#### Task directions
Reproduce the listing below precisely, leaving every line intact.

#### Extracted records
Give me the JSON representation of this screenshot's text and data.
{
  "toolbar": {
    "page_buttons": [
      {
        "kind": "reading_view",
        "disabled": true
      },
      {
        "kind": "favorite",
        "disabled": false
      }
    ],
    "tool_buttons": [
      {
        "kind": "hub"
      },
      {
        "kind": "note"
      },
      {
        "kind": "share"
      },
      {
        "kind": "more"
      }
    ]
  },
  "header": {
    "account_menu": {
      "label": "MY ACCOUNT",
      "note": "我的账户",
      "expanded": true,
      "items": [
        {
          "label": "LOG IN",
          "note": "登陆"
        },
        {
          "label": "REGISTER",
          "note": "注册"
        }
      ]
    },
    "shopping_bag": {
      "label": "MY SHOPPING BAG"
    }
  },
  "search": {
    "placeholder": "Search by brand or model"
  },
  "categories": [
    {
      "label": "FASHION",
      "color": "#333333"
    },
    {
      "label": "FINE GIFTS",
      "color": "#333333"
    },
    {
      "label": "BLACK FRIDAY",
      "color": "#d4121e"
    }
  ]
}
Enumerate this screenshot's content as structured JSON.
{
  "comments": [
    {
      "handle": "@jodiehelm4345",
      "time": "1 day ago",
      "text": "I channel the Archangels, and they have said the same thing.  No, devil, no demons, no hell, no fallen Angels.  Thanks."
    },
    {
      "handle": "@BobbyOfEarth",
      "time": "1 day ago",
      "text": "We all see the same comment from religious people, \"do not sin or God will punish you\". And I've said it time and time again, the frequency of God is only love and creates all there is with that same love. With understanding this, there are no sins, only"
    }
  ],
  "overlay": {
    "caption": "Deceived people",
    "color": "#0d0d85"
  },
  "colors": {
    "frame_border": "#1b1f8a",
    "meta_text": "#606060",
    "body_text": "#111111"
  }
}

#### Task answer
Give me the JSON representation of this screenshot's text and data.
{
  "toolbar": {
    "page_buttons": [
      {
        "kind": "reading_view",
        "disabled": true
      },
      {
        "kind": "favorite",
        "disabled": false
      }
    ],
    "tool_buttons": [
      {
        "kind": "hub"
      },
      {
        "kind": "note"
      },
      {
        "kind": "share"
      },
      {
        "kind": "more"
      }
    ]
  },
  "header": {
    "account_menu": {
      "label": "MY ACCOUNT",
      "note": "我的账户",
      "expanded": true,
      "items": [
        {
          "label": "LOG IN",
          "note": "登陆"
        },
        {
          "label": "REGISTER",
          "note": "注册"
        }
      ]
    },
    "shopping_bag": {
      "label": "MY SHOPPING BAG"
    }
  },
  "search": {
    "placeholder": "Search by brand or model"
  },
  "categories": [
    {
      "label": "FASHION",
      "color": "#333333"
    },
    {
      "label": "FINE GIFTS",
      "color": "#333333"
    },
    {
      "label": "BLACK FRIDAY",
      "color": "#d4121e"
    }
  ]
}
Enumerate this screenshot's content as structured JSON.
{
  "comments": [
    {
      "handle": "@jodiehelm4345",
      "time": "1 day ago",
      "text": "I channel the Archangels, and they have said the same thing.  No, devil, no demons, no hell, no fallen Angels.  Thanks."
    },
    {
      "handle": "@BobbyOfEarth",
      "time": "1 day ago",
      "text": "We all see the same comment from religious people, \"do not sin or God will punish you\". And I've said it time and time again, the frequency of God is only love and creates all there is with that same love. With understanding this, there are no sins, only"
    }
  ],
  "overlay": {
    "caption": "Deceived people",
    "color": "#0d0d85"
  },
  "colors": {
    "frame_border": "#1b1f8a",
    "meta_text": "#606060",
    "body_text": "#111111"
  }
}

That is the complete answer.